(Items from an interface collection)
_ _ _ _ _
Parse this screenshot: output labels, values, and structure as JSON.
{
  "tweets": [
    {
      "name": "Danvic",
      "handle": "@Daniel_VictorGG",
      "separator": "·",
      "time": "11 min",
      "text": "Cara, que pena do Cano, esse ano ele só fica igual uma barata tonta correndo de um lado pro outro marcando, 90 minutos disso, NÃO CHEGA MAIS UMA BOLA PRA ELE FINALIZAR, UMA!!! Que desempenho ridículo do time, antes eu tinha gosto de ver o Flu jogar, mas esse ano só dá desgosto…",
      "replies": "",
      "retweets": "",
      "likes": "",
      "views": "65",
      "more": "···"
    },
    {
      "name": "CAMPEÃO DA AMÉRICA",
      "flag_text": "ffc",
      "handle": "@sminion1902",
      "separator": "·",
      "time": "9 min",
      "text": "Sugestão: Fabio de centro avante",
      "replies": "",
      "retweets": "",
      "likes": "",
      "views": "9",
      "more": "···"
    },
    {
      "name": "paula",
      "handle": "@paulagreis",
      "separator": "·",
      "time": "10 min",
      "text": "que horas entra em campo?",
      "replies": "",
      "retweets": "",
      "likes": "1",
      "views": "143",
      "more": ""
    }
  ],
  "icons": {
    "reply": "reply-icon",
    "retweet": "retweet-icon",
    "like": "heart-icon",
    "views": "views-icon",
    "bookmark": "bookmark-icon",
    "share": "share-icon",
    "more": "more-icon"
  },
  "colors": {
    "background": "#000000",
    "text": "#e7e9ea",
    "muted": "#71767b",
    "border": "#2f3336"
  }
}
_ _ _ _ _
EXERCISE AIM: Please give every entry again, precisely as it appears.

RESPONSE TO THE TASK:
Parse this screenshot: output labels, values, and structure as JSON.
{
  "tweets": [
    {
      "name": "Danvic",
      "handle": "@Daniel_VictorGG",
      "separator": "·",
      "time": "11 min",
      "text": "Cara, que pena do Cano, esse ano ele só fica igual uma barata tonta correndo de um lado pro outro marcando, 90 minutos disso, NÃO CHEGA MAIS UMA BOLA PRA ELE FINALIZAR, UMA!!! Que desempenho ridículo do time, antes eu tinha gosto de ver o Flu jogar, mas esse ano só dá desgosto…",
      "replies": "",
      "retweets": "",
      "likes": "",
      "views": "65",
      "more": "···"
    },
    {
      "name": "CAMPEÃO DA AMÉRICA",
      "flag_text": "ffc",
      "handle": "@sminion1902",
      "separator": "·",
      "time": "9 min",
      "text": "Sugestão: Fabio de centro avante",
      "replies": "",
      "retweets": "",
      "likes": "",
      "views": "9",
      "more": "···"
    },
    {
      "name": "paula",
      "handle": "@paulagreis",
      "separator": "·",
      "time": "10 min",
      "text": "que horas entra em campo?",
      "replies": "",
      "retweets": "",
      "likes": "1",
      "views": "143",
      "more": ""
    }
  ],
  "icons": {
    "reply": "reply-icon",
    "retweet": "retweet-icon",
    "like": "heart-icon",
    "views": "views-icon",
    "bookmark": "bookmark-icon",
    "share": "share-icon",
    "more": "more-icon"
  },
  "colors": {
    "background": "#000000",
    "text": "#e7e9ea",
    "muted": "#71767b",
    "border": "#2f3336"
  }
}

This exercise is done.